Data in this exercise.
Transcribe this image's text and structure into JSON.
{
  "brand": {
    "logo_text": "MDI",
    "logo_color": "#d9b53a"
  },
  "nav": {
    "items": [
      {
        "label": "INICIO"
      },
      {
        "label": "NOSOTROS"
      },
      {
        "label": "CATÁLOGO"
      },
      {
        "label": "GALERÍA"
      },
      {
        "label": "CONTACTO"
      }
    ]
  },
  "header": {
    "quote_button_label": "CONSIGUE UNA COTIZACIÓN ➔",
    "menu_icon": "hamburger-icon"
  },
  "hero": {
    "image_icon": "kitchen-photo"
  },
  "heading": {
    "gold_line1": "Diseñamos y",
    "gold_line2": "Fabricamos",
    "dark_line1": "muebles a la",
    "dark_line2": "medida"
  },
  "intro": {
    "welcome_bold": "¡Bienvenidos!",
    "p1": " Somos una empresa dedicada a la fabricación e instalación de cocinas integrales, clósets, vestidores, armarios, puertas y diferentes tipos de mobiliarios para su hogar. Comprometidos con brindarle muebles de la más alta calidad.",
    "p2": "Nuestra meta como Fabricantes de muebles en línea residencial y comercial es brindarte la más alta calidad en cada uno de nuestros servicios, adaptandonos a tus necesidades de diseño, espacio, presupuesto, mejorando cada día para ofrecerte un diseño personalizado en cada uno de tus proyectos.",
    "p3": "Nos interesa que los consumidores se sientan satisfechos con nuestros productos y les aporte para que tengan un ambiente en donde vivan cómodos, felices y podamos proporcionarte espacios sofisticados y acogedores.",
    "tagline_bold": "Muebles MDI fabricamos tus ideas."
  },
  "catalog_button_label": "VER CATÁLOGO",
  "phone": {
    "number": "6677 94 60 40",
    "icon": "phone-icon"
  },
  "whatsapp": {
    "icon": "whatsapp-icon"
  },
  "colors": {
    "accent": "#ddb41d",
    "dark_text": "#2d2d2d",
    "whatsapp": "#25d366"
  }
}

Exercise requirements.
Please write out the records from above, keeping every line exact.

Reply.
Transcribe this image's text and structure into JSON.
{
  "brand": {
    "logo_text": "MDI",
    "logo_color": "#d9b53a"
  },
  "nav": {
    "items": [
      {
        "label": "INICIO"
      },
      {
        "label": "NOSOTROS"
      },
      {
        "label": "CATÁLOGO"
      },
      {
        "label": "GALERÍA"
      },
      {
        "label": "CONTACTO"
      }
    ]
  },
  "header": {
    "quote_button_label": "CONSIGUE UNA COTIZACIÓN ➔",
    "menu_icon": "hamburger-icon"
  },
  "hero": {
    "image_icon": "kitchen-photo"
  },
  "heading": {
    "gold_line1": "Diseñamos y",
    "gold_line2": "Fabricamos",
    "dark_line1": "muebles a la",
    "dark_line2": "medida"
  },
  "intro": {
    "welcome_bold": "¡Bienvenidos!",
    "p1": " Somos una empresa dedicada a la fabricación e instalación de cocinas integrales, clósets, vestidores, armarios, puertas y diferentes tipos de mobiliarios para su hogar. Comprometidos con brindarle muebles de la más alta calidad.",
    "p2": "Nuestra meta como Fabricantes de muebles en línea residencial y comercial es brindarte la más alta calidad en cada uno de nuestros servicios, adaptandonos a tus necesidades de diseño, espacio, presupuesto, mejorando cada día para ofrecerte un diseño personalizado en cada uno de tus proyectos.",
    "p3": "Nos interesa que los consumidores se sientan satisfechos con nuestros productos y les aporte para que tengan un ambiente en donde vivan cómodos, felices y podamos proporcionarte espacios sofisticados y acogedores.",
    "tagline_bold": "Muebles MDI fabricamos tus ideas."
  },
  "catalog_button_label": "VER CATÁLOGO",
  "phone": {
    "number": "6677 94 60 40",
    "icon": "phone-icon"
  },
  "whatsapp": {
    "icon": "whatsapp-icon"
  },
  "colors": {
    "accent": "#ddb41d",
    "dark_text": "#2d2d2d",
    "whatsapp": "#25d366"
  }
}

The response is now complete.